**Problem to work on:**
I'd like the entries reproduced exactly, with all pictures omitted.

++++ Material provided

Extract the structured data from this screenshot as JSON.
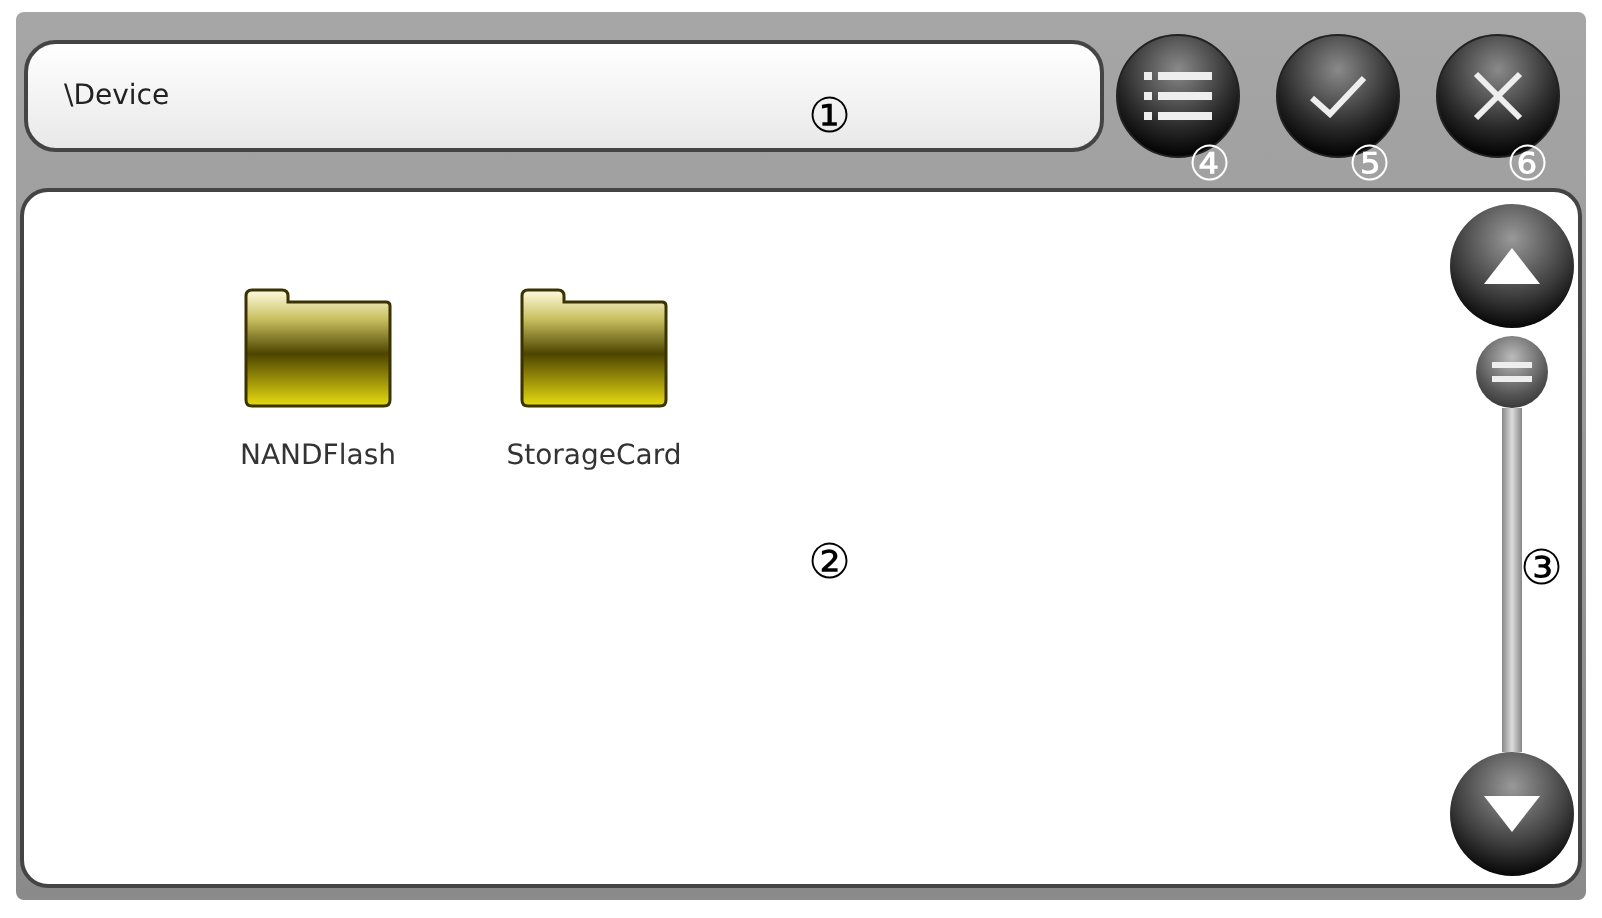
{
  "path_field": {
    "value": "\\Device"
  },
  "toolbar_buttons": [
    {
      "kind": "list"
    },
    {
      "kind": "check"
    },
    {
      "kind": "close"
    }
  ],
  "files": [
    {
      "name": "NANDFlash",
      "kind": "folder"
    },
    {
      "name": "StorageCard",
      "kind": "folder"
    }
  ],
  "callouts": [
    "①",
    "④",
    "⑤",
    "⑥",
    "②",
    "③"
  ]
}
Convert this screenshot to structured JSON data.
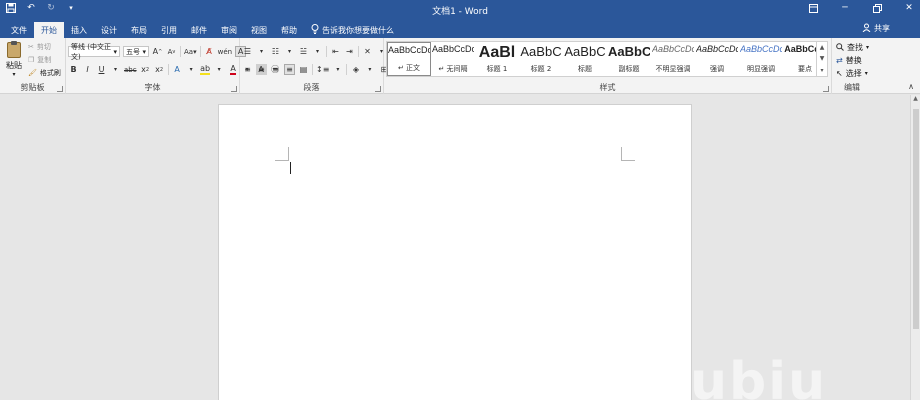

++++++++

**Answer box:**
Extract the structured data from this screenshot as JSON.
{
  "path_field": {
    "value": "\\Device"
  },
  "toolbar_buttons": [
    {
      "kind": "list"
    },
    {
      "kind": "check"
    },
    {
      "kind": "close"
    }
  ],
  "files": [
    {
      "name": "NANDFlash",
      "kind": "folder"
    },
    {
      "name": "StorageCard",
      "kind": "folder"
    }
  ],
  "callouts": [
    "①",
    "④",
    "⑤",
    "⑥",
    "②",
    "③"
  ]
}
Convert this screenshot to structured JSON data.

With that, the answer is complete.